**Task brief**
Repeat each record exactly as written, and drop any images.
┌─ Excerpted records
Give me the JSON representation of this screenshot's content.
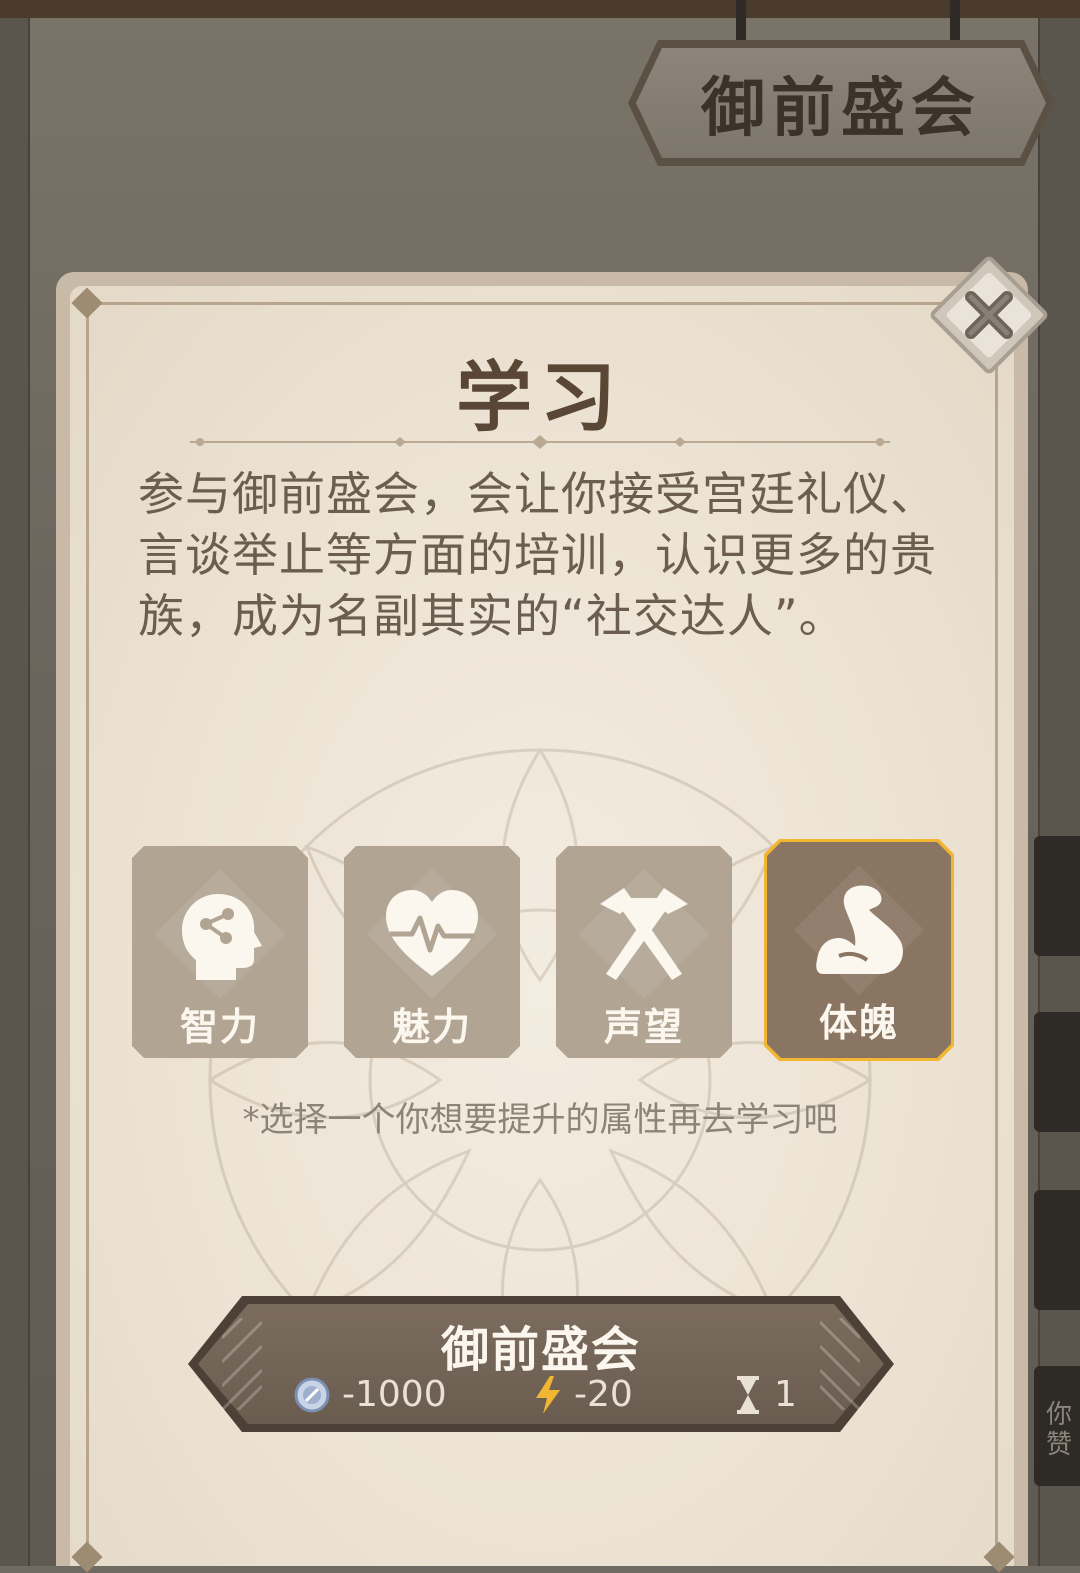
{
  "sign": {
    "title": "御前盛会"
  },
  "background": {
    "side_tab_text": "你赞"
  },
  "dialog": {
    "title": "学习",
    "description": "参与御前盛会，会让你接受宫廷礼仪、言谈举止等方面的培训，认识更多的贵族，成为名副其实的“社交达人”。",
    "attributes": [
      {
        "label": "智力",
        "icon": "brain-head-icon",
        "selected": false
      },
      {
        "label": "魅力",
        "icon": "heartbeat-icon",
        "selected": false
      },
      {
        "label": "声望",
        "icon": "crossed-hammers-icon",
        "selected": false
      },
      {
        "label": "体魄",
        "icon": "flexed-arm-icon",
        "selected": true
      }
    ],
    "hint": "*选择一个你想要提升的属性再去学习吧",
    "action": {
      "label": "御前盛会",
      "costs": [
        {
          "icon": "silver-coin-icon",
          "value": "-1000"
        },
        {
          "icon": "lightning-energy-icon",
          "value": "-20"
        },
        {
          "icon": "hourglass-icon",
          "value": "1"
        }
      ]
    }
  },
  "colors": {
    "selected_border": "#f2b632",
    "tile_bg": "#b1a493",
    "selected_tile_bg": "#8a7562"
  }
}
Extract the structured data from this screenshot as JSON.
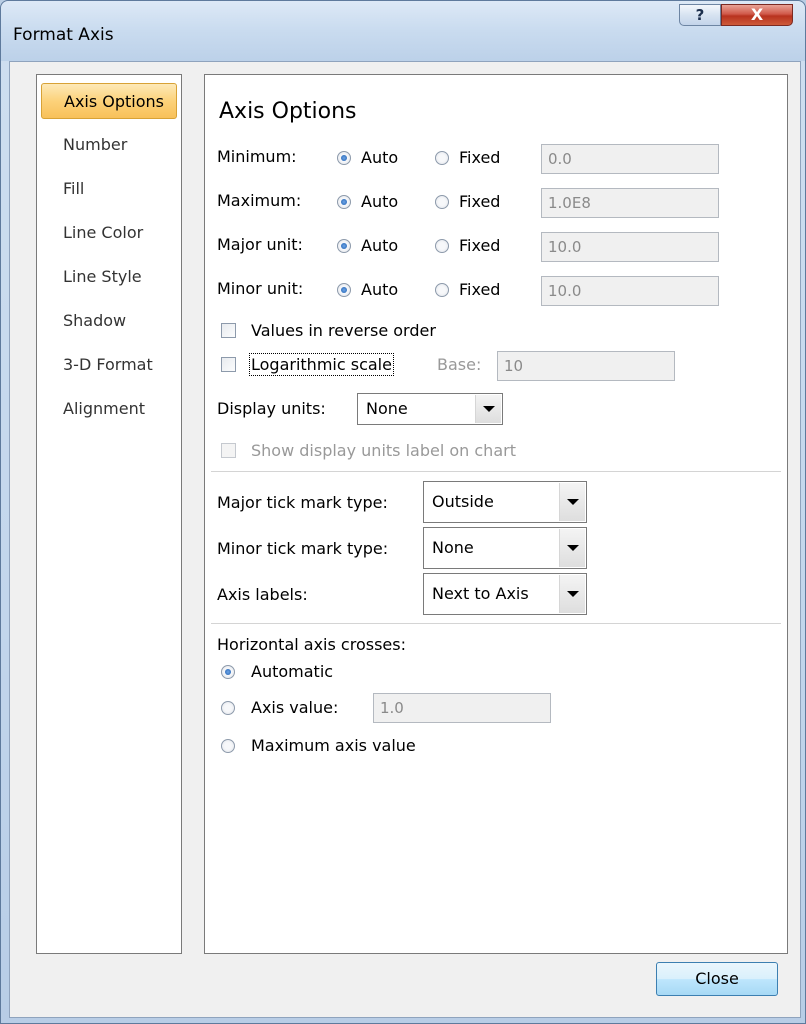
{
  "window": {
    "title": "Format Axis",
    "help_label": "?",
    "close_label": "X"
  },
  "sidebar": {
    "items": [
      {
        "label": "Axis Options",
        "selected": true
      },
      {
        "label": "Number"
      },
      {
        "label": "Fill"
      },
      {
        "label": "Line Color"
      },
      {
        "label": "Line Style"
      },
      {
        "label": "Shadow"
      },
      {
        "label": "3-D Format"
      },
      {
        "label": "Alignment"
      }
    ]
  },
  "axis_options": {
    "heading": "Axis Options",
    "rows": [
      {
        "label": "Minimum:",
        "auto_label": "Auto",
        "fixed_label": "Fixed",
        "selected": "auto",
        "value": "0.0"
      },
      {
        "label": "Maximum:",
        "auto_label": "Auto",
        "fixed_label": "Fixed",
        "selected": "auto",
        "value": "1.0E8"
      },
      {
        "label": "Major unit:",
        "auto_label": "Auto",
        "fixed_label": "Fixed",
        "selected": "auto",
        "value": "10.0"
      },
      {
        "label": "Minor unit:",
        "auto_label": "Auto",
        "fixed_label": "Fixed",
        "selected": "auto",
        "value": "10.0"
      }
    ],
    "reverse_order": {
      "label": "Values in reverse order",
      "checked": false
    },
    "log_scale": {
      "label": "Logarithmic scale",
      "checked": false,
      "base_label": "Base:",
      "base_value": "10"
    },
    "display_units": {
      "label": "Display units:",
      "value": "None"
    },
    "show_units_label": {
      "label": "Show display units label on chart",
      "checked": false,
      "enabled": false
    },
    "major_tick": {
      "label": "Major tick mark type:",
      "value": "Outside"
    },
    "minor_tick": {
      "label": "Minor tick mark type:",
      "value": "None"
    },
    "axis_labels": {
      "label": "Axis labels:",
      "value": "Next to Axis"
    },
    "crosses": {
      "heading": "Horizontal axis crosses:",
      "selected": "automatic",
      "automatic_label": "Automatic",
      "axis_value_label": "Axis value:",
      "axis_value": "1.0",
      "maximum_label": "Maximum axis value"
    }
  },
  "footer": {
    "close_label": "Close"
  },
  "colors": {
    "selection": "#fcd27a",
    "radio_on": "#1f5fb0"
  }
}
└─
**Answer**
Give me the JSON representation of this screenshot's content.
{
  "sign": {
    "title": "御前盛会"
  },
  "background": {
    "side_tab_text": "你赞"
  },
  "dialog": {
    "title": "学习",
    "description": "参与御前盛会，会让你接受宫廷礼仪、言谈举止等方面的培训，认识更多的贵族，成为名副其实的“社交达人”。",
    "attributes": [
      {
        "label": "智力",
        "icon": "brain-head-icon",
        "selected": false
      },
      {
        "label": "魅力",
        "icon": "heartbeat-icon",
        "selected": false
      },
      {
        "label": "声望",
        "icon": "crossed-hammers-icon",
        "selected": false
      },
      {
        "label": "体魄",
        "icon": "flexed-arm-icon",
        "selected": true
      }
    ],
    "hint": "*选择一个你想要提升的属性再去学习吧",
    "action": {
      "label": "御前盛会",
      "costs": [
        {
          "icon": "silver-coin-icon",
          "value": "-1000"
        },
        {
          "icon": "lightning-energy-icon",
          "value": "-20"
        },
        {
          "icon": "hourglass-icon",
          "value": "1"
        }
      ]
    }
  },
  "colors": {
    "selected_border": "#f2b632",
    "tile_bg": "#b1a493",
    "selected_tile_bg": "#8a7562"
  }
}
Extract the structured data from this screenshot as JSON.
{
  "window": {
    "title": "Format Axis",
    "help_label": "?",
    "close_label": "X"
  },
  "sidebar": {
    "items": [
      {
        "label": "Axis Options",
        "selected": true
      },
      {
        "label": "Number"
      },
      {
        "label": "Fill"
      },
      {
        "label": "Line Color"
      },
      {
        "label": "Line Style"
      },
      {
        "label": "Shadow"
      },
      {
        "label": "3-D Format"
      },
      {
        "label": "Alignment"
      }
    ]
  },
  "axis_options": {
    "heading": "Axis Options",
    "rows": [
      {
        "label": "Minimum:",
        "auto_label": "Auto",
        "fixed_label": "Fixed",
        "selected": "auto",
        "value": "0.0"
      },
      {
        "label": "Maximum:",
        "auto_label": "Auto",
        "fixed_label": "Fixed",
        "selected": "auto",
        "value": "1.0E8"
      },
      {
        "label": "Major unit:",
        "auto_label": "Auto",
        "fixed_label": "Fixed",
        "selected": "auto",
        "value": "10.0"
      },
      {
        "label": "Minor unit:",
        "auto_label": "Auto",
        "fixed_label": "Fixed",
        "selected": "auto",
        "value": "10.0"
      }
    ],
    "reverse_order": {
      "label": "Values in reverse order",
      "checked": false
    },
    "log_scale": {
      "label": "Logarithmic scale",
      "checked": false,
      "base_label": "Base:",
      "base_value": "10"
    },
    "display_units": {
      "label": "Display units:",
      "value": "None"
    },
    "show_units_label": {
      "label": "Show display units label on chart",
      "checked": false,
      "enabled": false
    },
    "major_tick": {
      "label": "Major tick mark type:",
      "value": "Outside"
    },
    "minor_tick": {
      "label": "Minor tick mark type:",
      "value": "None"
    },
    "axis_labels": {
      "label": "Axis labels:",
      "value": "Next to Axis"
    },
    "crosses": {
      "heading": "Horizontal axis crosses:",
      "selected": "automatic",
      "automatic_label": "Automatic",
      "axis_value_label": "Axis value:",
      "axis_value": "1.0",
      "maximum_label": "Maximum axis value"
    }
  },
  "footer": {
    "close_label": "Close"
  },
  "colors": {
    "selection": "#fcd27a",
    "radio_on": "#1f5fb0"
  }
}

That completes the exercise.